Nothing could have been further from the truth. I was devastated, I hung up and cried. After the grieving process I moved on, found a new band as soon as possible, we did ok, most importantly, better than my former band. It took many years to heal, some of the band reconnected many years later, I even worked with ‘some’ of them again. Others not. They did admit that they were never ever able to replace me. Nothing quite compared to the old ‘riff master’. I thought about what if, 12 months later, they had asked me to ‘come back’? Would I have refused?
They never and I carried on because it was what I loved to do, and I had no choice. Never look back.
You’ve got to find what you love. If you are lucky you will find it early. That is as true for your work as it is for your love.
Your work is going to fill a large part of your life, and the only way to be truly satisfied is to do what you believe is great work. And the only way to do great work is to love what you do. If you haven’t found it yet, keep looking. Don’t settle.
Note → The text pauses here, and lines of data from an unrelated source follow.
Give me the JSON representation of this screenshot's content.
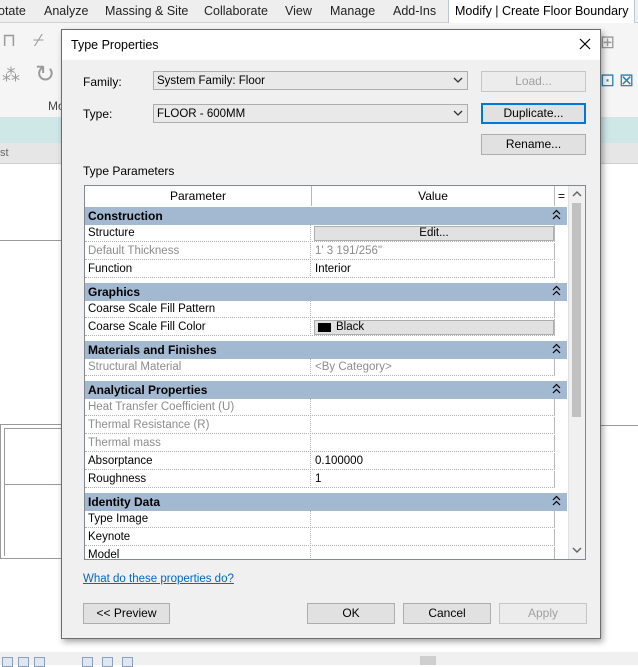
{
  "background": {
    "ribbon_tabs": [
      "otate",
      "Analyze",
      "Massing & Site",
      "Collaborate",
      "View",
      "Manage",
      "Add-Ins",
      "Modify | Create Floor Boundary"
    ],
    "side_fragment": "st",
    "ribbon_fragment": "Mo"
  },
  "dialog": {
    "title": "Type Properties",
    "family_label": "Family:",
    "family_value": "System Family: Floor",
    "type_label": "Type:",
    "type_value": "FLOOR - 600MM",
    "load_button": "Load...",
    "duplicate_button": "Duplicate...",
    "rename_button": "Rename...",
    "type_parameters_label": "Type Parameters",
    "grid": {
      "col_parameter": "Parameter",
      "col_value": "Value",
      "col_sort": "=",
      "sections": [
        {
          "title": "Construction",
          "rows": [
            {
              "name": "Structure",
              "value": "Edit...",
              "kind": "button"
            },
            {
              "name": "Default Thickness",
              "value": "1'  3 191/256\"",
              "kind": "disabled"
            },
            {
              "name": "Function",
              "value": "Interior",
              "kind": "text"
            }
          ]
        },
        {
          "title": "Graphics",
          "rows": [
            {
              "name": "Coarse Scale Fill Pattern",
              "value": "",
              "kind": "text"
            },
            {
              "name": "Coarse Scale Fill Color",
              "value": "Black",
              "kind": "color"
            }
          ]
        },
        {
          "title": "Materials and Finishes",
          "rows": [
            {
              "name": "Structural Material",
              "value": "<By Category>",
              "kind": "disabled"
            }
          ]
        },
        {
          "title": "Analytical Properties",
          "rows": [
            {
              "name": "Heat Transfer Coefficient (U)",
              "value": "",
              "kind": "disabled"
            },
            {
              "name": "Thermal Resistance (R)",
              "value": "",
              "kind": "disabled"
            },
            {
              "name": "Thermal mass",
              "value": "",
              "kind": "disabled"
            },
            {
              "name": "Absorptance",
              "value": "0.100000",
              "kind": "text"
            },
            {
              "name": "Roughness",
              "value": "1",
              "kind": "text"
            }
          ]
        },
        {
          "title": "Identity Data",
          "rows": [
            {
              "name": "Type Image",
              "value": "",
              "kind": "text"
            },
            {
              "name": "Keynote",
              "value": "",
              "kind": "text"
            },
            {
              "name": "Model",
              "value": "",
              "kind": "text"
            }
          ]
        }
      ]
    },
    "help_link": "What do these properties do?",
    "preview_button": "<< Preview",
    "ok_button": "OK",
    "cancel_button": "Cancel",
    "apply_button": "Apply"
  },
  "colors": {
    "section_header": "#a3b8d1",
    "active_tab": "#ffffff",
    "default_button_border": "#0078d7",
    "link": "#0066cc",
    "fill_color_swatch": "#000000"
  }
}
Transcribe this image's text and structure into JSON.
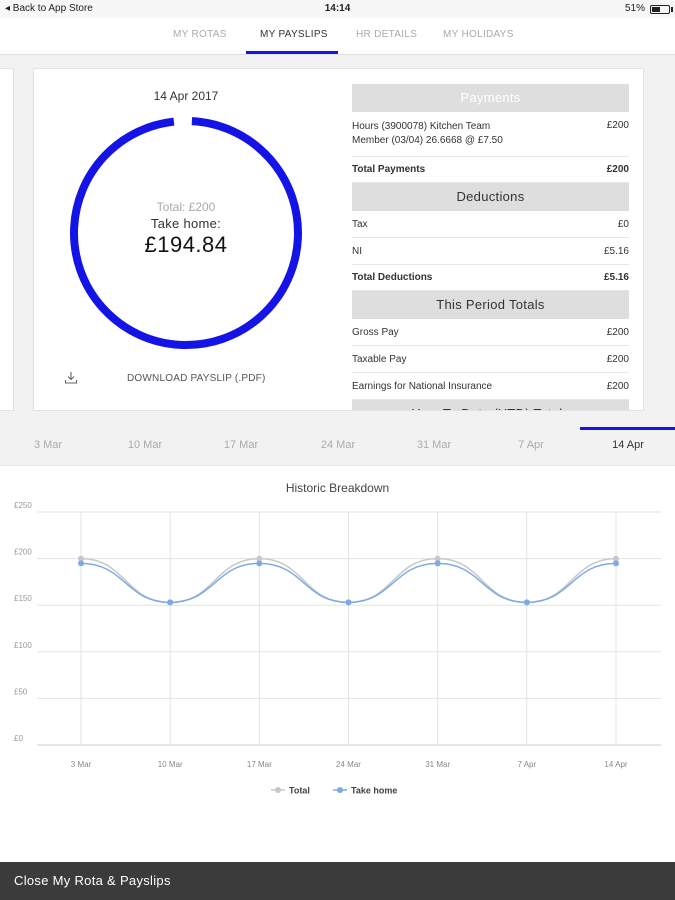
{
  "status_bar": {
    "back_label": "◂ Back to App Store",
    "time": "14:14",
    "battery": "51%",
    "battery_level": 0.51
  },
  "tabs": [
    {
      "label": "MY ROTAS",
      "active": false
    },
    {
      "label": "MY PAYSLIPS",
      "active": true
    },
    {
      "label": "HR DETAILS",
      "active": false
    },
    {
      "label": "MY HOLIDAYS",
      "active": false
    }
  ],
  "payslip": {
    "date": "14 Apr 2017",
    "total": "Total: £200",
    "take_home_label": "Take home:",
    "take_home": "£194.84",
    "download_label": "DOWNLOAD PAYSLIP (.PDF)",
    "ring_color": "#1414e6",
    "ring_fraction": 0.974
  },
  "statement": {
    "payments_title": "Payments",
    "payment_line_1": "Hours (3900078) Kitchen Team",
    "payment_line_2": "Member (03/04) 26.6668 @ £7.50",
    "payment_value": "£200",
    "total_payments_label": "Total Payments",
    "total_payments_value": "£200",
    "deductions_title": "Deductions",
    "deductions": [
      {
        "label": "Tax",
        "value": "£0"
      },
      {
        "label": "NI",
        "value": "£5.16"
      }
    ],
    "total_deductions_label": "Total Deductions",
    "total_deductions_value": "£5.16",
    "period_title": "This Period Totals",
    "period": [
      {
        "label": "Gross Pay",
        "value": "£200"
      },
      {
        "label": "Taxable Pay",
        "value": "£200"
      },
      {
        "label": "Earnings for National Insurance",
        "value": "£200"
      }
    ],
    "ytd_title": "Year To Date (YTD) Totals"
  },
  "date_strip": {
    "dates": [
      "3 Mar",
      "10 Mar",
      "17 Mar",
      "24 Mar",
      "31 Mar",
      "7 Apr",
      "14 Apr"
    ],
    "active_index": 6
  },
  "chart_data": {
    "type": "line",
    "title": "Historic Breakdown",
    "categories": [
      "3 Mar",
      "10 Mar",
      "17 Mar",
      "24 Mar",
      "31 Mar",
      "7 Apr",
      "14 Apr"
    ],
    "yticks": [
      "£0",
      "£50",
      "£100",
      "£150",
      "£200",
      "£250"
    ],
    "ylim": [
      0,
      250
    ],
    "grid": true,
    "legend_position": "bottom-center",
    "series": [
      {
        "name": "Total",
        "values": [
          200,
          153,
          200,
          153,
          200,
          153,
          200
        ],
        "color": "#c8c8c8"
      },
      {
        "name": "Take home",
        "values": [
          194.84,
          153,
          194.84,
          153,
          194.84,
          153,
          194.84
        ],
        "color": "#7cabe4"
      }
    ]
  },
  "bottom_bar": {
    "label": "Close My Rota & Payslips"
  }
}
As with all matters of the heart, you’ll know when you find it. And, like any great relationship, it just gets better and better as the years roll on. So keep looking until you find it.
Don’t settle (for less).
My own personal thanks go out to the memory of a very special man, thanks for giving me, my children, the world many things, especially, Toy Story, one of the greatest ‘love stories’ ever told.
(Steve Jobs, Born February 24, 1955 – Died October 5, 2011, aged 56)
Thanks for reading